Online education is being provided inexpensively and free by the same organizations that charge tens of thousands of dollars per semester for the same education in a classroom. I recently took a massive open online course (MOOC) on scaling startups taught by two Stanford business school professors. The class was free for thousands of students. It could be free because the online delivery platform and class curriculum was already developed. Providing the class to one extra student has no cost.
3D printers are barely beginning to show their potential. 3D printers can create body parts, houses, cars, and almost anything you can think of with minimal raw material cost. Why pay up front for a container of trinkets from China and wait weeks for delivery when you can print only what you need right from your office?
Solar energy is basically free after the equipment cost. The high equipment costs make for a long payback period, which has limited adoption.
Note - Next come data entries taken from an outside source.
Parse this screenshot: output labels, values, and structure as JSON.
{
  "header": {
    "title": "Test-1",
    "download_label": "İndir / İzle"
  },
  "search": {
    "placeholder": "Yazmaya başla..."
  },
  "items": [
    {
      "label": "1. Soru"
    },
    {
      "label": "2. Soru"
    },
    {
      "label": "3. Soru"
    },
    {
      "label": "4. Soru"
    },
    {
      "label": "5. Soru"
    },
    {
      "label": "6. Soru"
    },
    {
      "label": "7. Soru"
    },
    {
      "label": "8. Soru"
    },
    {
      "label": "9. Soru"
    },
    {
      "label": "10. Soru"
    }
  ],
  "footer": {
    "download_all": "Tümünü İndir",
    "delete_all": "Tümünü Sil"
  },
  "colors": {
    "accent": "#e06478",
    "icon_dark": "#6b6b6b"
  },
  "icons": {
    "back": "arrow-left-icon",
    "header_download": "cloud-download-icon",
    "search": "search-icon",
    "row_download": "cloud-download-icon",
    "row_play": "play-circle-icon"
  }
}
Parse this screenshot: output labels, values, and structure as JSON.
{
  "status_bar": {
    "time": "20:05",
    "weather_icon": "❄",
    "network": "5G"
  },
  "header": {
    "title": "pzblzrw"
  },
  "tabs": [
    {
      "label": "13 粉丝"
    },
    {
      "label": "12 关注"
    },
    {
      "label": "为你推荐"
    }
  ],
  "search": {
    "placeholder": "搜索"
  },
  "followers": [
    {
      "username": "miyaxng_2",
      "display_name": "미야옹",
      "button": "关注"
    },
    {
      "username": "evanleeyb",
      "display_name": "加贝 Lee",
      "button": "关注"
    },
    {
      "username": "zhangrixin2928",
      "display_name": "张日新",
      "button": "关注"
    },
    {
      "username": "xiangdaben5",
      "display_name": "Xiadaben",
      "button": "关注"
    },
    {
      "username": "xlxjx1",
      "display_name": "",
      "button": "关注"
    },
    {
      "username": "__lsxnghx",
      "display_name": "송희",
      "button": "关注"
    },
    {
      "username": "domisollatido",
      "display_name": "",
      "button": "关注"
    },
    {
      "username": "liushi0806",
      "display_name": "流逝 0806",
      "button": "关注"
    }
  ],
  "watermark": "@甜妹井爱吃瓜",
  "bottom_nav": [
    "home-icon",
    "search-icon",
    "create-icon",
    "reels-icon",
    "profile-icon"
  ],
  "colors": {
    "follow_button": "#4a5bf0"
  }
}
However, the speed of technology improvement and price decrease is rivaling what we have seen with computing power.
The sharing economy provides access to expensive assets for a small marginal cost. In urban areas, services like Uber and Zipcar meet personalized transportation needs for a small cost per ride. Airbnb and VRBO provide convenient access to a wide variety of properties. My family just went in with two other families on renting a house near Disneyland. We have access to a good-sized house with a bed for every person for less than half of what we each would have had to pay for a small hotel room. Access is becoming more important that ownership
I don’t know if the radical societal changes will come to pass as completely and as quickly as the author predicts. However, there is no question that many aspects of society have changed and will continue to change because of declining marginal costs. It would be wise to consider how these changes will affect our investments, our careers, and our daily lives.
Question: In what ways do you think zero marginal costs will affect our future?